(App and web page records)
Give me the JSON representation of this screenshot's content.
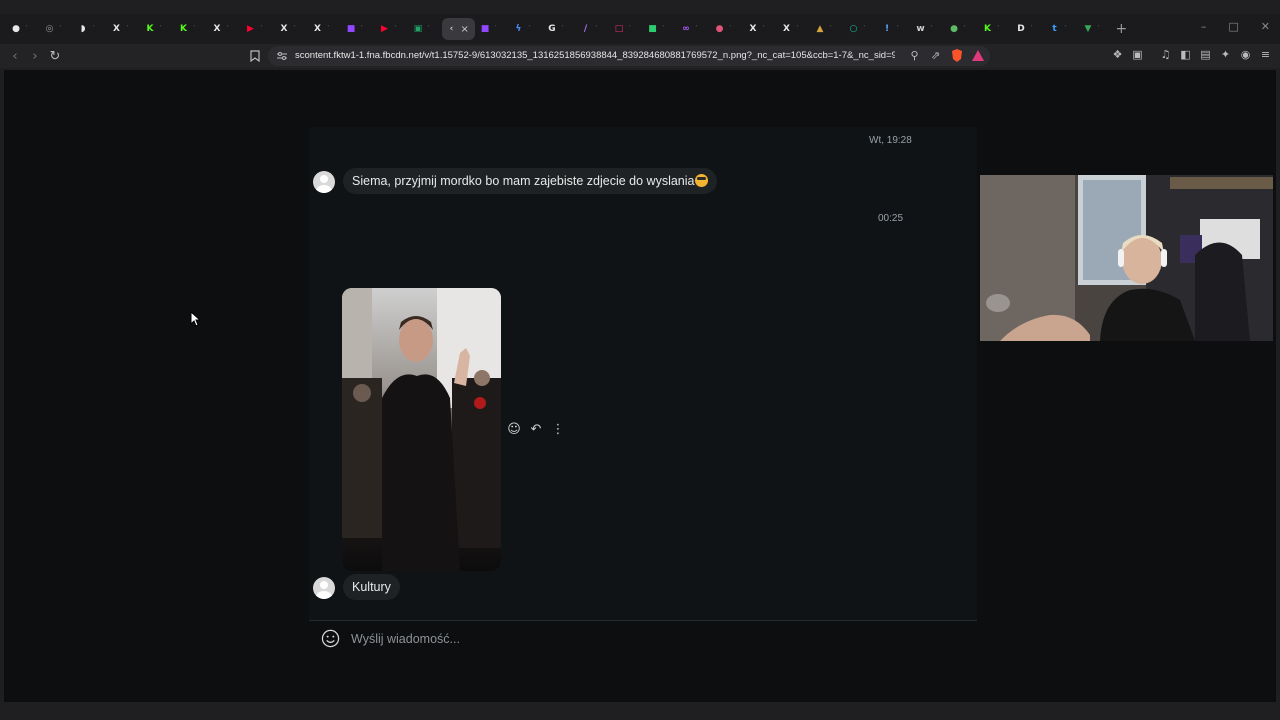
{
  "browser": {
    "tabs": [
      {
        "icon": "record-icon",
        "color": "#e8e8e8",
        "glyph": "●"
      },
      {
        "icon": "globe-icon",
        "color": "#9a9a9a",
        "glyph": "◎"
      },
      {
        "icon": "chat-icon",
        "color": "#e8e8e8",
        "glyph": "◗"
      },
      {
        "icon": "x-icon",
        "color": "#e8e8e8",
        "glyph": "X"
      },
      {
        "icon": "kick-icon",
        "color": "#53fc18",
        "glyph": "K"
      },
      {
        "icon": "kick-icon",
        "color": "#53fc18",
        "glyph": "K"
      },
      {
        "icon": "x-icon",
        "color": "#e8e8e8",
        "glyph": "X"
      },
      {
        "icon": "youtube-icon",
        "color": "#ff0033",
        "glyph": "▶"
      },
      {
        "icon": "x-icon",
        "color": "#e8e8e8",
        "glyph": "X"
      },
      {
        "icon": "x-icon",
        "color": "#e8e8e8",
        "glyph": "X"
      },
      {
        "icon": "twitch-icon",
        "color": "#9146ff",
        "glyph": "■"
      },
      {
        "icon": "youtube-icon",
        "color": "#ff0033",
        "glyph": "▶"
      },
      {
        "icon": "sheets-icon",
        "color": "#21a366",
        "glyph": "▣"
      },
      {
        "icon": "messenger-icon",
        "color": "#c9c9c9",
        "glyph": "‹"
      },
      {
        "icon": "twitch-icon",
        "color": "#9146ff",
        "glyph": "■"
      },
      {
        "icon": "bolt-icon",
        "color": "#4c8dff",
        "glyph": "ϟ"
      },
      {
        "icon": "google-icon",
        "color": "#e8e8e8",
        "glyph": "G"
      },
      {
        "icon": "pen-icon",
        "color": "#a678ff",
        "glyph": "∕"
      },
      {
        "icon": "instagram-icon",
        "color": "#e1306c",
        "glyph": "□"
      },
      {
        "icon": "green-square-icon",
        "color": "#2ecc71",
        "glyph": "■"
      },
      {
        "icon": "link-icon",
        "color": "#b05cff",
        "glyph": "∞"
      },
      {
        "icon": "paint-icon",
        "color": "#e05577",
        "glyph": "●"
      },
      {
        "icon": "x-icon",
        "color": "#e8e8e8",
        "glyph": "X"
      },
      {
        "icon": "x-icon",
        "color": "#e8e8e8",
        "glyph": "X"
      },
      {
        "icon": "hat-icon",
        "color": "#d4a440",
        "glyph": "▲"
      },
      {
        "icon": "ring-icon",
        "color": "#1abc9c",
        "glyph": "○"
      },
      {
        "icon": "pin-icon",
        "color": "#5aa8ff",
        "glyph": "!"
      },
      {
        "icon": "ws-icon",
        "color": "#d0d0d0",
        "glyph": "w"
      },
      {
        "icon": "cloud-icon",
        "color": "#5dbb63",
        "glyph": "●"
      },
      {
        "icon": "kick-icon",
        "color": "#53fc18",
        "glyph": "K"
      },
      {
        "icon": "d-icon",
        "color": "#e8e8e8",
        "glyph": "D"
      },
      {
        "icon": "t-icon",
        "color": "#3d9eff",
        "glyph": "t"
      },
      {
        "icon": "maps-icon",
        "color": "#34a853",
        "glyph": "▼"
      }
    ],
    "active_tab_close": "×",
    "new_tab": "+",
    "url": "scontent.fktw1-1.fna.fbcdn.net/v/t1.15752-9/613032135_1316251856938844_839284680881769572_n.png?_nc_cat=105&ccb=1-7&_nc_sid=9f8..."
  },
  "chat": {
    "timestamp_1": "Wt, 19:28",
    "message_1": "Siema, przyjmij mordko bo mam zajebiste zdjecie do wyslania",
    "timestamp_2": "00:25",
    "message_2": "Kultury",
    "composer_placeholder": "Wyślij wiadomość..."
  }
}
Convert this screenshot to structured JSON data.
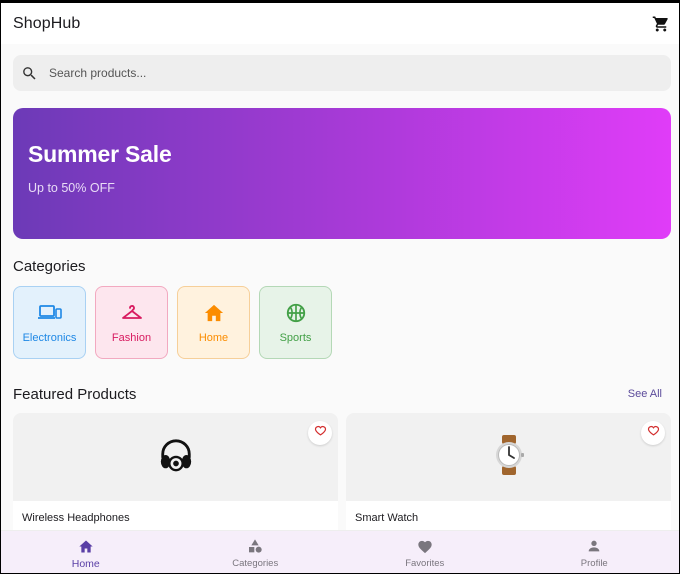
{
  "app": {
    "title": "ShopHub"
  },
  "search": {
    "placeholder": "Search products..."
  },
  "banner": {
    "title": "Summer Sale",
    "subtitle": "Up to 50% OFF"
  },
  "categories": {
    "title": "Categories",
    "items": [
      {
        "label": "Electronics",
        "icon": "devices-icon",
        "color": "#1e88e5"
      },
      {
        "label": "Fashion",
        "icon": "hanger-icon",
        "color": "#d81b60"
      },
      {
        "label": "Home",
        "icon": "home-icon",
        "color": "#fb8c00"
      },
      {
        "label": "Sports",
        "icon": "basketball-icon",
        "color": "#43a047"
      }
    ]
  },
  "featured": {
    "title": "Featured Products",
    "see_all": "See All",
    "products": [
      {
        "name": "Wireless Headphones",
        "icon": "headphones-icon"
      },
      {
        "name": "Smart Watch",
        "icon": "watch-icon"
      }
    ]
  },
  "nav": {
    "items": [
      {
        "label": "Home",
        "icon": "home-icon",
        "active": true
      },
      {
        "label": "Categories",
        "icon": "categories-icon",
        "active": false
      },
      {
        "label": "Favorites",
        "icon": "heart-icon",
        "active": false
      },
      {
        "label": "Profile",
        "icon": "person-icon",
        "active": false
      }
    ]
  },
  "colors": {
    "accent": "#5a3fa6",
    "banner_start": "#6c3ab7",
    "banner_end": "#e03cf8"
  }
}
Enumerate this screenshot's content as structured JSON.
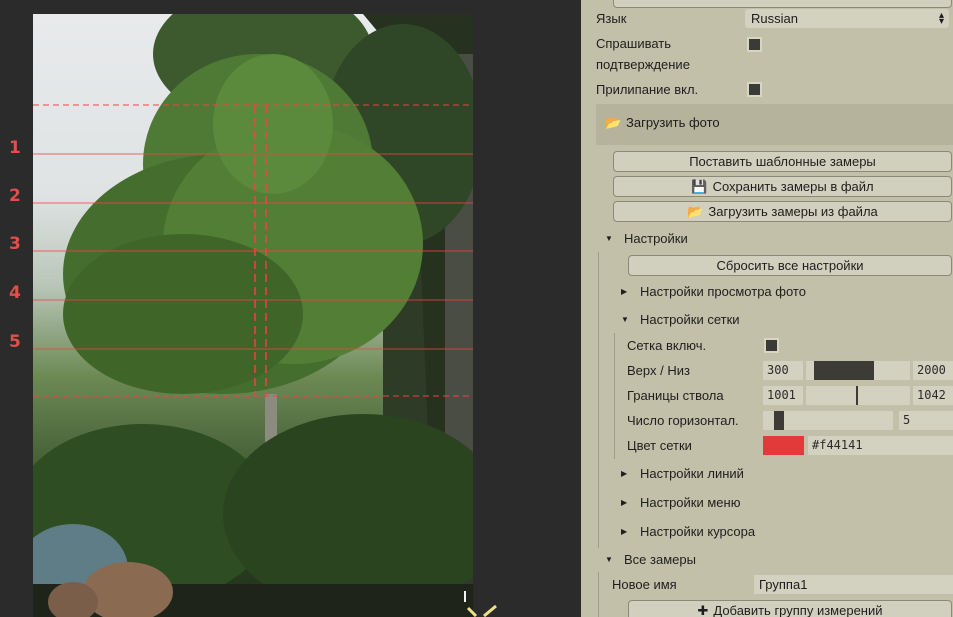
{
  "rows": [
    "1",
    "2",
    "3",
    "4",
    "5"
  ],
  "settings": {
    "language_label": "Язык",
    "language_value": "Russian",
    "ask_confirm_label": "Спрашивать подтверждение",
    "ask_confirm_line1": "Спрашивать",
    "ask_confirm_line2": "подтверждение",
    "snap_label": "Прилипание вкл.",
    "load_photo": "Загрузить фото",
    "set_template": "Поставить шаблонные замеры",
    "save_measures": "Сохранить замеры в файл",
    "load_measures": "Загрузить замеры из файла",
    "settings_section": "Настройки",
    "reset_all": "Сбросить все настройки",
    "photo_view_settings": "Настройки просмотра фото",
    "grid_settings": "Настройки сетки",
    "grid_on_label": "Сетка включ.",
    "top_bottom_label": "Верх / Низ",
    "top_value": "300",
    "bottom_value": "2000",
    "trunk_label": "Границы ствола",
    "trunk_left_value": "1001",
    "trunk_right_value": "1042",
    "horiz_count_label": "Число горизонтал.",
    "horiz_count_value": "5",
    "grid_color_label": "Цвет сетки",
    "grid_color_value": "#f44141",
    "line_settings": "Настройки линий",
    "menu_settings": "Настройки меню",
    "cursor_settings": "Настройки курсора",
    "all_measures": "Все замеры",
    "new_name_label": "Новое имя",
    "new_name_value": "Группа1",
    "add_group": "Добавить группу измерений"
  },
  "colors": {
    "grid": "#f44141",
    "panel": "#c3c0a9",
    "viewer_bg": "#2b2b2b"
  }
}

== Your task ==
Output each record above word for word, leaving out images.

== Task solution ==
Give me the JSON representation of this screenshot's content.
{
  "browser": {
    "tabs": [
      {
        "icon": "record-icon",
        "color": "#e8e8e8",
        "glyph": "●"
      },
      {
        "icon": "globe-icon",
        "color": "#9a9a9a",
        "glyph": "◎"
      },
      {
        "icon": "chat-icon",
        "color": "#e8e8e8",
        "glyph": "◗"
      },
      {
        "icon": "x-icon",
        "color": "#e8e8e8",
        "glyph": "X"
      },
      {
        "icon": "kick-icon",
        "color": "#53fc18",
        "glyph": "K"
      },
      {
        "icon": "kick-icon",
        "color": "#53fc18",
        "glyph": "K"
      },
      {
        "icon": "x-icon",
        "color": "#e8e8e8",
        "glyph": "X"
      },
      {
        "icon": "youtube-icon",
        "color": "#ff0033",
        "glyph": "▶"
      },
      {
        "icon": "x-icon",
        "color": "#e8e8e8",
        "glyph": "X"
      },
      {
        "icon": "x-icon",
        "color": "#e8e8e8",
        "glyph": "X"
      },
      {
        "icon": "twitch-icon",
        "color": "#9146ff",
        "glyph": "■"
      },
      {
        "icon": "youtube-icon",
        "color": "#ff0033",
        "glyph": "▶"
      },
      {
        "icon": "sheets-icon",
        "color": "#21a366",
        "glyph": "▣"
      },
      {
        "icon": "messenger-icon",
        "color": "#c9c9c9",
        "glyph": "‹"
      },
      {
        "icon": "twitch-icon",
        "color": "#9146ff",
        "glyph": "■"
      },
      {
        "icon": "bolt-icon",
        "color": "#4c8dff",
        "glyph": "ϟ"
      },
      {
        "icon": "google-icon",
        "color": "#e8e8e8",
        "glyph": "G"
      },
      {
        "icon": "pen-icon",
        "color": "#a678ff",
        "glyph": "∕"
      },
      {
        "icon": "instagram-icon",
        "color": "#e1306c",
        "glyph": "□"
      },
      {
        "icon": "green-square-icon",
        "color": "#2ecc71",
        "glyph": "■"
      },
      {
        "icon": "link-icon",
        "color": "#b05cff",
        "glyph": "∞"
      },
      {
        "icon": "paint-icon",
        "color": "#e05577",
        "glyph": "●"
      },
      {
        "icon": "x-icon",
        "color": "#e8e8e8",
        "glyph": "X"
      },
      {
        "icon": "x-icon",
        "color": "#e8e8e8",
        "glyph": "X"
      },
      {
        "icon": "hat-icon",
        "color": "#d4a440",
        "glyph": "▲"
      },
      {
        "icon": "ring-icon",
        "color": "#1abc9c",
        "glyph": "○"
      },
      {
        "icon": "pin-icon",
        "color": "#5aa8ff",
        "glyph": "!"
      },
      {
        "icon": "ws-icon",
        "color": "#d0d0d0",
        "glyph": "w"
      },
      {
        "icon": "cloud-icon",
        "color": "#5dbb63",
        "glyph": "●"
      },
      {
        "icon": "kick-icon",
        "color": "#53fc18",
        "glyph": "K"
      },
      {
        "icon": "d-icon",
        "color": "#e8e8e8",
        "glyph": "D"
      },
      {
        "icon": "t-icon",
        "color": "#3d9eff",
        "glyph": "t"
      },
      {
        "icon": "maps-icon",
        "color": "#34a853",
        "glyph": "▼"
      }
    ],
    "active_tab_close": "×",
    "new_tab": "+",
    "url": "scontent.fktw1-1.fna.fbcdn.net/v/t1.15752-9/613032135_1316251856938844_839284680881769572_n.png?_nc_cat=105&ccb=1-7&_nc_sid=9f8..."
  },
  "chat": {
    "timestamp_1": "Wt, 19:28",
    "message_1": "Siema, przyjmij mordko bo mam zajebiste zdjecie do wyslania",
    "timestamp_2": "00:25",
    "message_2": "Kultury",
    "composer_placeholder": "Wyślij wiadomość..."
  }
}
Convert this screenshot to structured JSON data.
{
  "app": {
    "title": "ShopHub"
  },
  "search": {
    "placeholder": "Search products..."
  },
  "banner": {
    "title": "Summer Sale",
    "subtitle": "Up to 50% OFF"
  },
  "categories": {
    "title": "Categories",
    "items": [
      {
        "label": "Electronics",
        "icon": "devices-icon",
        "color": "#1e88e5"
      },
      {
        "label": "Fashion",
        "icon": "hanger-icon",
        "color": "#d81b60"
      },
      {
        "label": "Home",
        "icon": "home-icon",
        "color": "#fb8c00"
      },
      {
        "label": "Sports",
        "icon": "basketball-icon",
        "color": "#43a047"
      }
    ]
  },
  "featured": {
    "title": "Featured Products",
    "see_all": "See All",
    "products": [
      {
        "name": "Wireless Headphones",
        "icon": "headphones-icon"
      },
      {
        "name": "Smart Watch",
        "icon": "watch-icon"
      }
    ]
  },
  "nav": {
    "items": [
      {
        "label": "Home",
        "icon": "home-icon",
        "active": true
      },
      {
        "label": "Categories",
        "icon": "categories-icon",
        "active": false
      },
      {
        "label": "Favorites",
        "icon": "heart-icon",
        "active": false
      },
      {
        "label": "Profile",
        "icon": "person-icon",
        "active": false
      }
    ]
  },
  "colors": {
    "accent": "#5a3fa6",
    "banner_start": "#6c3ab7",
    "banner_end": "#e03cf8"
  }
}
Enumerate this screenshot's content as structured JSON.
{
  "rows": [
    "1",
    "2",
    "3",
    "4",
    "5"
  ],
  "settings": {
    "language_label": "Язык",
    "language_value": "Russian",
    "ask_confirm_label": "Спрашивать подтверждение",
    "ask_confirm_line1": "Спрашивать",
    "ask_confirm_line2": "подтверждение",
    "snap_label": "Прилипание вкл.",
    "load_photo": "Загрузить фото",
    "set_template": "Поставить шаблонные замеры",
    "save_measures": "Сохранить замеры в файл",
    "load_measures": "Загрузить замеры из файла",
    "settings_section": "Настройки",
    "reset_all": "Сбросить все настройки",
    "photo_view_settings": "Настройки просмотра фото",
    "grid_settings": "Настройки сетки",
    "grid_on_label": "Сетка включ.",
    "top_bottom_label": "Верх / Низ",
    "top_value": "300",
    "bottom_value": "2000",
    "trunk_label": "Границы ствола",
    "trunk_left_value": "1001",
    "trunk_right_value": "1042",
    "horiz_count_label": "Число горизонтал.",
    "horiz_count_value": "5",
    "grid_color_label": "Цвет сетки",
    "grid_color_value": "#f44141",
    "line_settings": "Настройки линий",
    "menu_settings": "Настройки меню",
    "cursor_settings": "Настройки курсора",
    "all_measures": "Все замеры",
    "new_name_label": "Новое имя",
    "new_name_value": "Группа1",
    "add_group": "Добавить группу измерений"
  },
  "colors": {
    "grid": "#f44141",
    "panel": "#c3c0a9",
    "viewer_bg": "#2b2b2b"
  }
}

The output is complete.